Traditionally, the Amis believe that all things have their own spirits. Based on the concept of spirit (kawas), there are the deity, ghost, animal, and plant classes. Due to the class differences, there are spirits in the heaven and spirits on earth. Spirits in heaven include the god of the heaven, the god of the sun, and the god of the moon. Spirits on earth include the river god, the sea god, the land god, the animal god, and so on. Therefore, the Amis are an ethnic group of polytheism believing that everything has a spirit. In Amis culture, the priest (cikawasay or sikawasay) communicates with spirits through divination to ease mishaps and cure diseases for kinspeople. Apart from helping individual kinspersons to pray for auspices and expel bad luck, the priest practices benediction and thanksgiving in agricultural ceremonies and various rituals before and after hunting. When Christianity was disseminated to the Amis in the postwar ROC period, most Amis became members of the Presbyterian Church, Catholic Church, Taiwan Holiness Church, and True Jesus Church, and pastors of the Christian church and fathers of Catholic church have replaced the tribal priest in benediction practices and services and become the most popular and important clergypersons in Amis culture today. In addition to the traditional religion and Western religions, there are Amis tribes that believe in Han folk religions in Taitung and Hangquan, bringing about a polytheistic phenomenon.

1. The Harvest Festival (ilisin/malaikid/malikoda/kiluma’an/zukimisai/siukakusai)

This is a thanksgiving ceremony held after the millet harvest.

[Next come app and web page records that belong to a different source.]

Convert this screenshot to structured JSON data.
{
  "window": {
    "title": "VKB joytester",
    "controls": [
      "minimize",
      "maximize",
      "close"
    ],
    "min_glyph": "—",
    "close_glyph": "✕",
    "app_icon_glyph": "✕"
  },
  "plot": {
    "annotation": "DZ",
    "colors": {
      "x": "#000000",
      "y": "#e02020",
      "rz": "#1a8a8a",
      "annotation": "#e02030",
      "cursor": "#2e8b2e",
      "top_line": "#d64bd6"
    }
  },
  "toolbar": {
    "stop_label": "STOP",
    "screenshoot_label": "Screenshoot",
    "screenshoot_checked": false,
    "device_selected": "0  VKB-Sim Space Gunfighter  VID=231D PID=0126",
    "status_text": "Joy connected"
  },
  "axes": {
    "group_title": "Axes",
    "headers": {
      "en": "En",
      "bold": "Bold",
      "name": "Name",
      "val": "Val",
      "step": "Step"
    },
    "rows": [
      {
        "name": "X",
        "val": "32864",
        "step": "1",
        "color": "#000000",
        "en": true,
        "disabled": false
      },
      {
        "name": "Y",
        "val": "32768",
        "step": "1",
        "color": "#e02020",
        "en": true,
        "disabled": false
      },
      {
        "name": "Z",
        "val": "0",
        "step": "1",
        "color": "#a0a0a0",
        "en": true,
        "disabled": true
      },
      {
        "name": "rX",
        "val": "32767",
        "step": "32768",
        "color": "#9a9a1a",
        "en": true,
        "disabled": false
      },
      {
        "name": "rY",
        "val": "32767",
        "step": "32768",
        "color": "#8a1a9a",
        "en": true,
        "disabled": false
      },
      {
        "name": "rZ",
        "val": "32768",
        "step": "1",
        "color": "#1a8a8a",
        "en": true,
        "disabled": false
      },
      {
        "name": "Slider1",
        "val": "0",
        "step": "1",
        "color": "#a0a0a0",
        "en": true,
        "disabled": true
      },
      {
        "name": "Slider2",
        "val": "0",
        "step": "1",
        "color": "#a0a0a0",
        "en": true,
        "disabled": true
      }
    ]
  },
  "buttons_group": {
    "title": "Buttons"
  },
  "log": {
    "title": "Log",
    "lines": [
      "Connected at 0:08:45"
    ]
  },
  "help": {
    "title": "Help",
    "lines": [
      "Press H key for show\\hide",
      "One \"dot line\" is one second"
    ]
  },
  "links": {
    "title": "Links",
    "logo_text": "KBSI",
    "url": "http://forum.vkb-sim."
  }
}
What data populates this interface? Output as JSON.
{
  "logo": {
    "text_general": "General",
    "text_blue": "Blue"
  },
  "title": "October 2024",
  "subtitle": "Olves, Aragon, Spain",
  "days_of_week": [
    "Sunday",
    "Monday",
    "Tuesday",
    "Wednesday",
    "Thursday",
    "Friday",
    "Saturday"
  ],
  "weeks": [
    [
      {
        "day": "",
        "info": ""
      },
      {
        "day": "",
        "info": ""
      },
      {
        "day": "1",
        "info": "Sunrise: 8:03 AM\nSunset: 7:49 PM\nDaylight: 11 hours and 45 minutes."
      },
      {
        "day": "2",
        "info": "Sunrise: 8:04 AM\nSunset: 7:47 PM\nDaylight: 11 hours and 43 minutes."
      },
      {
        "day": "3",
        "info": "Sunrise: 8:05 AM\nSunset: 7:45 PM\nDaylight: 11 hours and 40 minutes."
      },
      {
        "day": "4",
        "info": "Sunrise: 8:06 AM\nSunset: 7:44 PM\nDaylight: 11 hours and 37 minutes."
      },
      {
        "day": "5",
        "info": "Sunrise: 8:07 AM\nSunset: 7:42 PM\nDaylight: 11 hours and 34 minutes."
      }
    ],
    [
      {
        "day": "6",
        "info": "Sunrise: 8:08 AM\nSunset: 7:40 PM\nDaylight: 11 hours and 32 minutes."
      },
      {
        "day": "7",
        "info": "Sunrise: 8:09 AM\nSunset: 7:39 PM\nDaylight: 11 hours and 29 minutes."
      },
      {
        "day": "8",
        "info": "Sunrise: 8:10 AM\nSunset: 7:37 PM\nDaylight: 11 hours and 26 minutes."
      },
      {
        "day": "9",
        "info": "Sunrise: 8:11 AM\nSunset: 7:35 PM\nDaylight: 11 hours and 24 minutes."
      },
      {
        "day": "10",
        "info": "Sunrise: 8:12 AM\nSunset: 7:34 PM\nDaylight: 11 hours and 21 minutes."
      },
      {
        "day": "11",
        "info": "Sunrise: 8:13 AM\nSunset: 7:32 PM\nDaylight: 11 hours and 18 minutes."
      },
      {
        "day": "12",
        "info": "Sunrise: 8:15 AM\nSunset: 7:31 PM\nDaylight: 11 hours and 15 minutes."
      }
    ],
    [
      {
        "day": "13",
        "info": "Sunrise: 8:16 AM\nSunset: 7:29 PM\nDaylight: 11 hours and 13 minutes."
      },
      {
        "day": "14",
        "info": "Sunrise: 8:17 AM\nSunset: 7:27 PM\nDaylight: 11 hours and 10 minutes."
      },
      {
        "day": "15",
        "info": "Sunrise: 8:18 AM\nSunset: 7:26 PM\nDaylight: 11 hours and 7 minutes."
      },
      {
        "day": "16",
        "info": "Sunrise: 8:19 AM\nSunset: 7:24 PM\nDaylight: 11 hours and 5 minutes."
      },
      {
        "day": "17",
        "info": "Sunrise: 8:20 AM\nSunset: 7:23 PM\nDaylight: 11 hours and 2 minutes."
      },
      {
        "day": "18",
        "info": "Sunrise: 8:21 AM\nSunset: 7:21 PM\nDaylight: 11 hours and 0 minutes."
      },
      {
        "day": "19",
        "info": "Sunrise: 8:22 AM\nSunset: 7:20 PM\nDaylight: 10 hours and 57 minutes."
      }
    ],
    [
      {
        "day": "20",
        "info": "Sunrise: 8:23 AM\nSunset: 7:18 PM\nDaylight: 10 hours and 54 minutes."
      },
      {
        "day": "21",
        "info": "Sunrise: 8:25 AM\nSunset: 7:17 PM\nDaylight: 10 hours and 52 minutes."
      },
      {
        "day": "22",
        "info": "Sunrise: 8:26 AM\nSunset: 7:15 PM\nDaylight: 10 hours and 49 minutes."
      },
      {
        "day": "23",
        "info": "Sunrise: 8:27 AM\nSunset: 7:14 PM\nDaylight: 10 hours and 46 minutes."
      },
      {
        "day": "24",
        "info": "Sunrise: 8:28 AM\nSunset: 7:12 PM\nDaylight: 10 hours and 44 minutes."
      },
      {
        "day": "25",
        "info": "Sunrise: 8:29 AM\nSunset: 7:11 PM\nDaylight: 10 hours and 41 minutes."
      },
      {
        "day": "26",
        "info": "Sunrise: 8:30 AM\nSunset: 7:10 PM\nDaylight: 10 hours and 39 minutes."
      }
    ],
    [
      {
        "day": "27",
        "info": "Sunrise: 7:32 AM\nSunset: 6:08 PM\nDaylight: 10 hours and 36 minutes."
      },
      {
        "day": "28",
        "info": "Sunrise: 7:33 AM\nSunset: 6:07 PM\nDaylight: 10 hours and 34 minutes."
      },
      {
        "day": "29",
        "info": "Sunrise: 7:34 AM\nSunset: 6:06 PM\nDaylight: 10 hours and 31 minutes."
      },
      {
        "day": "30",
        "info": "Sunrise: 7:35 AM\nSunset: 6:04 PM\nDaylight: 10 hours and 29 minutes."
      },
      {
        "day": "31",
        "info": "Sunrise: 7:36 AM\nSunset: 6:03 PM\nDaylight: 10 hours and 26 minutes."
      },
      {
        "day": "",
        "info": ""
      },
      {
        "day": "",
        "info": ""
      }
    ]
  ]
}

Different tribes have different terms for the “harvest festival”, including the malalikid, malikoda, and kiluma’an. Later, new terms, including the moon-night festival (zukimisai) and the harvest gathering (siukakukai), arose under the influence of the Japanese language. Today, the Harvest Festival of Thanksgiving is the most common. The Amis used to hold the festival after the millet harvest. As the growing area of rice increased massively, they have changed the time to after the rice harvest. Starting in July every year, each tribe arranges the festival for one to seven days from southern to northern Taiwan according the time or rice harvest.

Although the Harvest Festival is titled a “harvest”, it is also an occasion for thanksgiving, friendship making (communion), socialization, age class promotion, and military training examination. Therefore, it is an event integrating economic, religious, social, political, and cultural functions. As a multifunctional event, the Harvest Festival of Thanksgiving is characterized by its multiculturalism. Alongside the huge number of participants, the festival is a mass event. Even many Amis that have migrated to the cities join the festival to pass on the traditional culture and concepts, making the festival an important event for new-generation Amis to identify with the Amis culture.

2. Catch Festival

Cooking Fish with the Traditional Betel Petiole Bento The Amis’ Catch includes the sea ritual and the river ritual held between May and June every year to thank the sea and river deities. With this festival, the Amis pray for peace on the sea/river and a high catch. Rituals under the festival have different names. Rituals held by the seaside are called “mia’adis” by the Amisay a Pangcah, misacepo by the Pasawalian Pangcah, and mikesi by the Farangaw Amis. The ritual held by the river for catching freshwater fish is called komoris by the Siwkola? Amis.

The Turik tribe interrupted the festival in 1981 and restored it in 2011, renaming it pafafuy. The chief leads kinspeople to worship ancestors. The Catch is also an event show respect for the elderly and the sage. The ceremony begins with the worship of the river deity or sea deity with fish, crabs, and millet wine presented by youth. Then, kinspeople of different age classes fish in the river. When it is near noon, young people gather and cook the catch and distribute it to participants according to their seniority to show respect for the elderly. In return, the elderly will share the catch with young people with outstanding performance to express the ethical concepts of sharing and respect for the elderly.